The MTN Group is planning to sell part or all of its $243 million interest in Jumia Technologies as Africa’s biggest wireless carrier looks to pay down debt and enter new markets, according to people familiar with the matter. The telco, which had previously marked the online retailer as a non-core business, is reviving plans for a sale after Jumia’s shares surged 142% this year, recovering from a dip in 2019, one of the people said. No final decisions about the sale have been made, the people said, asking not to be identified because the plans are private. MTN has been disposing of non-core assets as part of the company’s strategy to reduce debt and drive future growth. It has a 29% stake in IHS Towers, which it may sell in the future, according to report.
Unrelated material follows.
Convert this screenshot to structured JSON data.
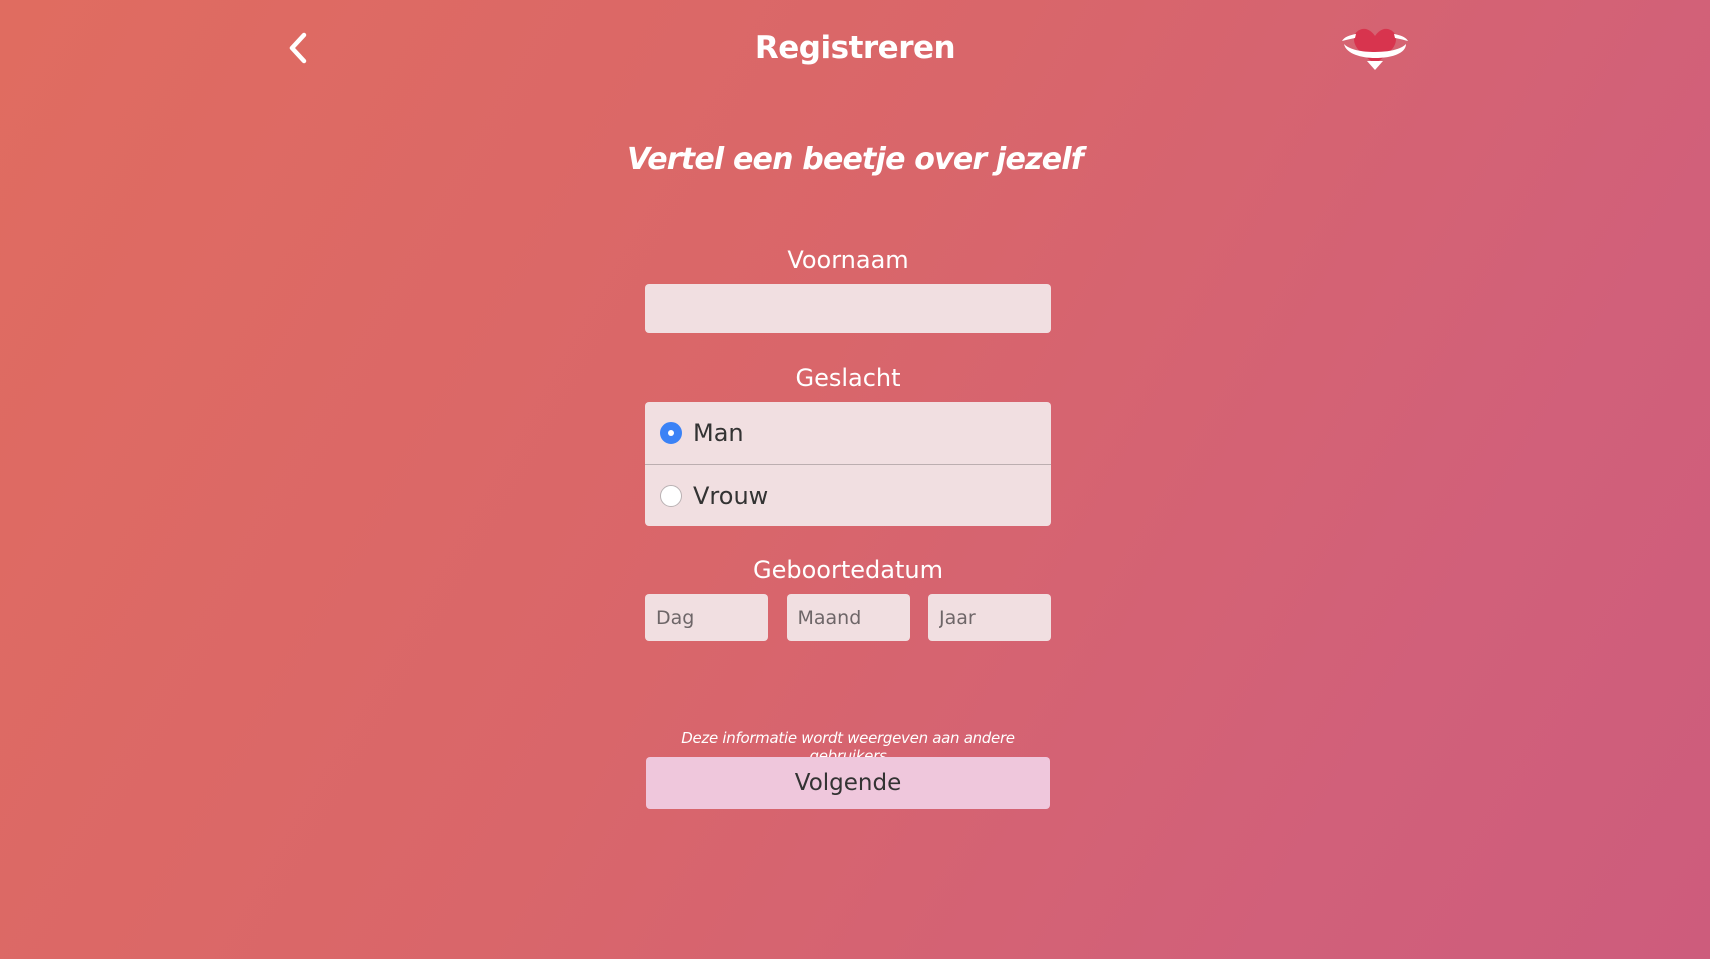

Africa’s largest wireless carrier by footprint has generated 14 billion rand or $812 million in asset sales that included selling its towers holdings in Ghana and Uganda to American Towers Inc. The company plans include bidding for a license to enter Ethiopia, one of the largest markets that have not yet privatised its telecommunications industry. Jumia operates in 14 African countries including Nigeria and Ivory Coast where the U.S. giant still lacks distribution infrastructure. The company — headquartered in Germany and run by its two French founders, Sacha Poignonnec and Jeremy Hodara — had dropped below its initial public offering price in 2019 after improper transactions in its Nigeria business were uncovered.
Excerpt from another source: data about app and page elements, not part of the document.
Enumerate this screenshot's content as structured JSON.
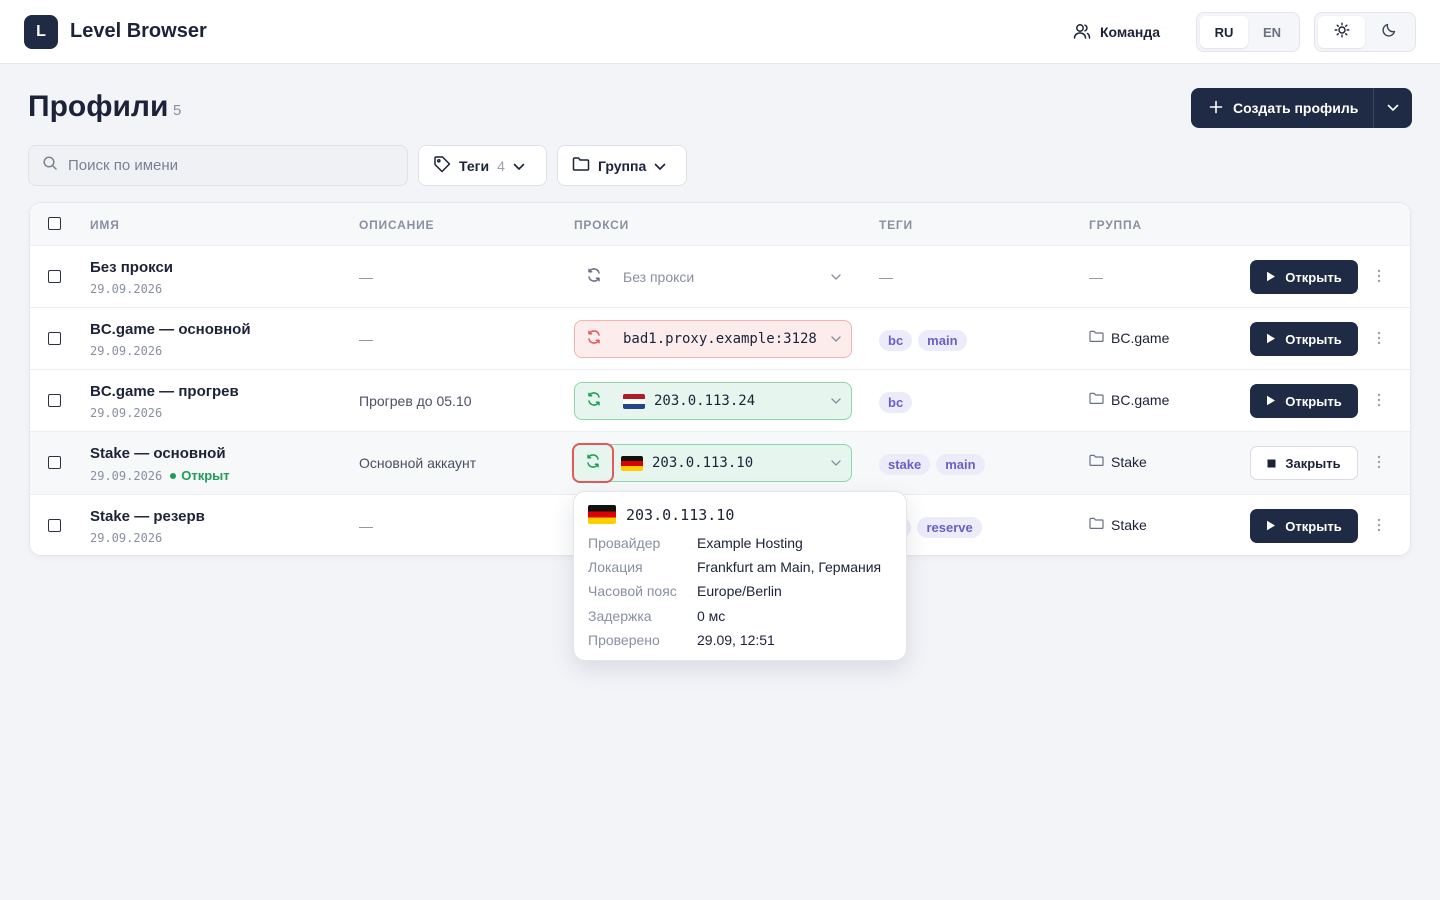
{
  "app": {
    "logo_letter": "L",
    "name": "Level Browser"
  },
  "header": {
    "team_label": "Команда",
    "languages": [
      {
        "label": "RU",
        "active": true
      },
      {
        "label": "EN",
        "active": false
      }
    ]
  },
  "page": {
    "title": "Профили",
    "count": "5"
  },
  "create": {
    "label": "Создать профиль"
  },
  "filters": {
    "search_placeholder": "Поиск по имени",
    "tags_label": "Теги",
    "tags_count": "4",
    "group_label": "Группа"
  },
  "table": {
    "columns": {
      "name": "ИМЯ",
      "description": "ОПИСАНИЕ",
      "proxy": "ПРОКСИ",
      "tags": "ТЕГИ",
      "group": "ГРУППА"
    },
    "dash": "—",
    "rows": [
      {
        "name": "Без прокси",
        "date": "29.09.2026",
        "status": "",
        "description": "—",
        "proxy": "Без прокси",
        "proxy_state": "none",
        "tags": [],
        "group": "—",
        "action": "Открыть"
      },
      {
        "name": "BC.game — основной",
        "date": "29.09.2026",
        "status": "",
        "description": "—",
        "proxy": "bad1.proxy.example:3128",
        "proxy_state": "bad",
        "tags": [
          "bc",
          "main"
        ],
        "group": "BC.game",
        "action": "Открыть"
      },
      {
        "name": "BC.game — прогрев",
        "date": "29.09.2026",
        "status": "",
        "description": "Прогрев до 05.10",
        "proxy": "203.0.113.24",
        "proxy_state": "good",
        "flag": "nl",
        "tags": [
          "bc"
        ],
        "group": "BC.game",
        "action": "Открыть"
      },
      {
        "name": "Stake — основной",
        "date": "29.09.2026",
        "status": "Открыт",
        "description": "Основной аккаунт",
        "proxy": "203.0.113.10",
        "proxy_state": "good",
        "flag": "de",
        "tags": [
          "stake",
          "main"
        ],
        "group": "Stake",
        "action": "Закрыть"
      },
      {
        "name": "Stake — резерв",
        "date": "29.09.2026",
        "status": "",
        "description": "—",
        "proxy": "",
        "proxy_state": "hidden",
        "tags": [
          "ke",
          "reserve"
        ],
        "group": "Stake",
        "action": "Открыть"
      }
    ]
  },
  "popover": {
    "ip": "203.0.113.10",
    "flag": "de",
    "fields": [
      {
        "label": "Провайдер",
        "value": "Example Hosting"
      },
      {
        "label": "Локация",
        "value": "Frankfurt am Main, Германия"
      },
      {
        "label": "Часовой пояс",
        "value": "Europe/Berlin"
      },
      {
        "label": "Задержка",
        "value": "0 мс"
      },
      {
        "label": "Проверено",
        "value": "29.09, 12:51"
      }
    ]
  },
  "colors": {
    "primary": "#1f2a44",
    "tag_bg": "#ecebfa",
    "tag_text": "#6b5fc7",
    "ok": "#1f9d55",
    "error": "#e05a5a"
  }
}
The Islamic State and Al-Qaeda terrorist groups were gradually taking over the West African region after being displaced in Syria and Iraq, The United States Africa Command has said. According to the Commander of the US Special Operations Command, Africa, Maj. Gen. Davin Anderson, the extremist groups have begun deploying strategies to re-establish themselves in the region and expand further in the continent without drawing attention. He said, while speaking during a virtual media briefing, that the Al-Qaeda has expanded in Mali, and had moved into northern Burkina Faso, where they attacked infrastructure, took out local governance and security forces, and are now controlling the local economy and exerting control over the population. Anderson observed that some aggrieved local terrorist groups were being galvanised into a larger ideology and movement, stressing that al-Shabaab, an affiliate of al-Qaeda, was already instigating instability in Somalia in order to destabilise the horn of Africa. The extremist group is exploiting the humanitarian crisis in the Sahel to gain deeper roots in the region and in West Africa with Islamic State, West Africa, and Grand Sahara as they have established affiliates or leverage local grievances and consolidate this into a larger movement in the Democratic Republic of Congo and the Central African Republic, Mozambique, as well as in Somalia, Anderson said. Gen. Anderson said Africa needs to be conscious of their plot and understand how to counter it.
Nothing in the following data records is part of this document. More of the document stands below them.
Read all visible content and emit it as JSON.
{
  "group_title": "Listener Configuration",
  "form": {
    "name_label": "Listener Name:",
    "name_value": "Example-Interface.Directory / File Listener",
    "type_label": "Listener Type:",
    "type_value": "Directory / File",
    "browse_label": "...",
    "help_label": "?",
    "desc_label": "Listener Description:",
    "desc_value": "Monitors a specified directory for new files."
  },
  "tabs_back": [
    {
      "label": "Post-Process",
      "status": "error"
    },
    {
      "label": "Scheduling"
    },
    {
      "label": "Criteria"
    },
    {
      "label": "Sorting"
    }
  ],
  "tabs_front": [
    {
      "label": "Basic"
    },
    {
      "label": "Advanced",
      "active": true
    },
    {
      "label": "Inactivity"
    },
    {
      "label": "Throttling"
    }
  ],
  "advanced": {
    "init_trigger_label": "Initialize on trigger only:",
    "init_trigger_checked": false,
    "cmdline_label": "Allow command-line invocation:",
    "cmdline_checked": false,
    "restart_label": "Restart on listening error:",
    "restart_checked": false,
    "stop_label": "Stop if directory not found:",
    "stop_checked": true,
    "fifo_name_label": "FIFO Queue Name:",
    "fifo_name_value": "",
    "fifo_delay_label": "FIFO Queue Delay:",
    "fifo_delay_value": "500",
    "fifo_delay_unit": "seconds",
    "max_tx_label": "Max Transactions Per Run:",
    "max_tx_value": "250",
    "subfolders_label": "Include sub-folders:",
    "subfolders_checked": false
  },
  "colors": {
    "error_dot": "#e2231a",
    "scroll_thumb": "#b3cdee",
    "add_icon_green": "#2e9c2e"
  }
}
Shoprite Holdings will lay off 115 staff and close another Kenyan store, less than a year after its opening as part of the supermarket’s expansion into the east African country. According to Reuters, in a letter the company addressed to the Kenyan Union of Commercial Food and Allied workers, Shoprite said it will close its City Mall store in Nyali, Mombasa. It added trading would cease before the end of August. Confirming the closure, Shoprite said it was evaluating all of its operations across Africa “based on current and future performance. It said that their only alternative was to terminate the employment of the valued employees that have helped to establish the store. In April, Shoprite closed one of its four stores in Kenya, citing a few months of “trading in a difficult economic climate”, after the store was opened last September. The closure of the Nyali store, which opened on 29 August last year, will leave two in Kenya. Shoprite, the owner of supermarket chain Checkers, has been reviewing its long-term options in Africa as currency devaluations, supply issues and low consumer spending in Angola, Nigeria and Zambia have reduced earnings. On Monday the retailer said it was considering reducing or selling all of its stake in its Nigerian subsidiary.